Addicted to Facebook? 4 tips for cutting down.

There are lots of reasons why I love Facebook: staying connected with people who I don't see every day, sharing pictures and updates on what's new in my world, "peeking in" on my friends and family's world in nice digestible bites.

There are lots of reasons why I hate Facebook, and why I barely tolerate it (for reasons mentioned above). I'm not going to go into all the things they are doing wrong with the UI, and what they are doing wrong with their UX research program. I'll save these rants for another day. BUT, one of the biggest reason why I hate it is because Facebook fragments my day. I feel compelled to check it all the time for such (let's face it) utter drivel.
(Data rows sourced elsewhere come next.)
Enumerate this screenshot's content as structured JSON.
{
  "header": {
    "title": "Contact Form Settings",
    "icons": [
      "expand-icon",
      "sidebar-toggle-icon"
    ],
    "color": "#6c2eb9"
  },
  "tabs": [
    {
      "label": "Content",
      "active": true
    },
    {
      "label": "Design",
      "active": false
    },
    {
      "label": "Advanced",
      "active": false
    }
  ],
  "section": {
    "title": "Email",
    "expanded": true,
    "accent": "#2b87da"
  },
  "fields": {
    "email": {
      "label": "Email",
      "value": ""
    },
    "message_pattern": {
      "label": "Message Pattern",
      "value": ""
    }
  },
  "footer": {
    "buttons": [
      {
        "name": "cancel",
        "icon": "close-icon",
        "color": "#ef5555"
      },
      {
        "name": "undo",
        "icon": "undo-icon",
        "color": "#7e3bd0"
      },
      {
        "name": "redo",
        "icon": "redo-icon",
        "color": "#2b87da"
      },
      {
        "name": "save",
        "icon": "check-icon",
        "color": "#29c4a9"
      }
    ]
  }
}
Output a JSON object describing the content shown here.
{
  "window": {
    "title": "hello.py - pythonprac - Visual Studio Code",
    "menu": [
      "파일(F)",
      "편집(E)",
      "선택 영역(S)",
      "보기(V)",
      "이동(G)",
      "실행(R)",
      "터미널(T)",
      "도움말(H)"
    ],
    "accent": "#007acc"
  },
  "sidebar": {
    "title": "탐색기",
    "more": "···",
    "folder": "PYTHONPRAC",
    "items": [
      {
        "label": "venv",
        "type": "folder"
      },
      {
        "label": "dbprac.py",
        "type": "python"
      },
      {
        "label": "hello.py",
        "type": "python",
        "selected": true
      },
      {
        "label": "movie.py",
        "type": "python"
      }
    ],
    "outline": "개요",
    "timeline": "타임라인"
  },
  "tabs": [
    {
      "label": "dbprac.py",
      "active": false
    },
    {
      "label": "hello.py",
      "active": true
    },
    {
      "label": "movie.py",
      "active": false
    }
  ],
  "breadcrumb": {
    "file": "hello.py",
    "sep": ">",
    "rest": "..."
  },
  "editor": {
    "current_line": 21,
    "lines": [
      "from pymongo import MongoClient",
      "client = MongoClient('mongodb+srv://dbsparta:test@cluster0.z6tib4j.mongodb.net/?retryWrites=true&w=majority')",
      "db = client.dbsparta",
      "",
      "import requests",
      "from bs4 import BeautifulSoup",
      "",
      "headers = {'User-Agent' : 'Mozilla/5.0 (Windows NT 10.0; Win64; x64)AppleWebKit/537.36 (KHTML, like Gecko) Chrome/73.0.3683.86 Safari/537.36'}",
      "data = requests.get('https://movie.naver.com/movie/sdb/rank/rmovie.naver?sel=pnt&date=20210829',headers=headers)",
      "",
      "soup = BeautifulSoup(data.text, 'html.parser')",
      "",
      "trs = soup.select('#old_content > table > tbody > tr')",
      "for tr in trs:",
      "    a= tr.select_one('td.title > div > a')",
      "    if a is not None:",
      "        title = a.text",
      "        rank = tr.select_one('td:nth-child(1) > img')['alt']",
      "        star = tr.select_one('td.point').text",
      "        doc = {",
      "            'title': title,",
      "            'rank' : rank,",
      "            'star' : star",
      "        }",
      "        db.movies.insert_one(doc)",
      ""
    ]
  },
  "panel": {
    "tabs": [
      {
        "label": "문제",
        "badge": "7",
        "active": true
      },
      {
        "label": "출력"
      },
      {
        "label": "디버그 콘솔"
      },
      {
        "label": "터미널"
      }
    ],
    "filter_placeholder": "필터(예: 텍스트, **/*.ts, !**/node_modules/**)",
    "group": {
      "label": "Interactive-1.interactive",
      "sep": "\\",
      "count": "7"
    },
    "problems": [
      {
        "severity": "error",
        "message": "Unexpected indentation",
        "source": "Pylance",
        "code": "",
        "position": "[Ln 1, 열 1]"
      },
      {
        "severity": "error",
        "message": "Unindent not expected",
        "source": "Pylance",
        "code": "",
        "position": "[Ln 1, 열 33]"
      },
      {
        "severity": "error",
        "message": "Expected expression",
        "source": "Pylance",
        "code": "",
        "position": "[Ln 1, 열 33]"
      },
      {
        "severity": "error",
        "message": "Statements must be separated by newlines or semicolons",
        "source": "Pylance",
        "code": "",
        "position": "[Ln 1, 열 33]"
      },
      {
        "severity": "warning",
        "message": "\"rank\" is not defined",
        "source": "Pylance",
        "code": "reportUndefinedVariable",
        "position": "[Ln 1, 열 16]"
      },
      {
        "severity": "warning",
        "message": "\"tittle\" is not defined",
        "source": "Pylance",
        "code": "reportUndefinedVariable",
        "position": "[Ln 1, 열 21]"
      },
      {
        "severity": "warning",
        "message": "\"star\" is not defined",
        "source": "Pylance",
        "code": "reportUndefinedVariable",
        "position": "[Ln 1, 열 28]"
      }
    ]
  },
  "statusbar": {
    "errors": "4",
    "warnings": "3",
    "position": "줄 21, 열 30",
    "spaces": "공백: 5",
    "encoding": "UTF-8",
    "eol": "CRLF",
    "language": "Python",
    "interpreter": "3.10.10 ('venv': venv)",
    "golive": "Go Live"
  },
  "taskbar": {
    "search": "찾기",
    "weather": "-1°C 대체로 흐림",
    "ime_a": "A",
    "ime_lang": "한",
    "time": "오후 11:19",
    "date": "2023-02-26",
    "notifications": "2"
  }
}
Wanting to restrict our attention, gain focus, and have moments for reflection is a big problem we face in the modern age (and will continue to face).

Here are 4 tips that have worked for me in limiting my Facebook gluttony to a more manageable level.

1. Remove Facebook from your Bookmarks (or Bookmarks Toolbar). This is probably the biggest thing I've done to limit my use. Frequently, I used to find myself in that vulnerable state between tasks, wondering, "Hm...let's see what new stuff was posted..." Now that I've culled my Bookmarks Toolbar to more work-related tasks and industry-specific blogs, etc. it forces me to actually type in the Facebook URL to visit the site. This slight barrier to access is uncomfortable enough to make it a less likely target for my attention.

2. Set up a Facebook folder in your email Inbox, and have all Facebook-related messages go in there. That pesky marketing team at Facebook is smart, and makes great use of email advertising to draw users to their site. This is one way I'd continue to get "sucked in" to Facebook - as I'm always monitoring incoming email in my primary Inbox, I was also vulnerable to the one-click mentality when I see a new notification roll into my email. I considered turning off the email notifications feature of Facebook, but I do like knowing when something relevant has gone on in my social network. I just don't need to check it right this very second. I used the settings features in Gmail to create a special Facebook folder, and I set it up to pull in all messages sent from the Facebook notifications 'bot. At the end of the day, when I'm responding to personal messages and screwing around online, I can check the folder and see what's happened over the course of the day all at once.

3. Double-check your Facebook Notifications Settings. Under Account Settings, you can find a tab that lists all the instances Facebook notifies you to your Inbox or (*gasp*) phone about something that's happened. Do you really need to get all those messages when your friends' friends' comment after you on a photo, link, or post? Maybe you do. But it's worth reflecting on how many distractions you want to get during the day, and establishing a reasonable limit with intention.

4. Cull your Friends list and turn off Applications. I realize there's a certain degree of social status that comes from having, like a bazillion Facebook friends, but after awhile that guy you met on the flight to Paris 4 years ago might not be worth your attention. We all have friends who post all the freaking time, and I really could give a rip that you need 15 shiny rubies in that Zynga game you're currently obsessed with. Facebook has responded to customer sentiment by allowing you a great deal of customization - use it. You can remove Friends from your feed without removing them from your friends list. You can turn off Updates from Applications. Again, be conscious about what you want to consume when you do spend time on Facebook, who you want to be talking to and hearing from.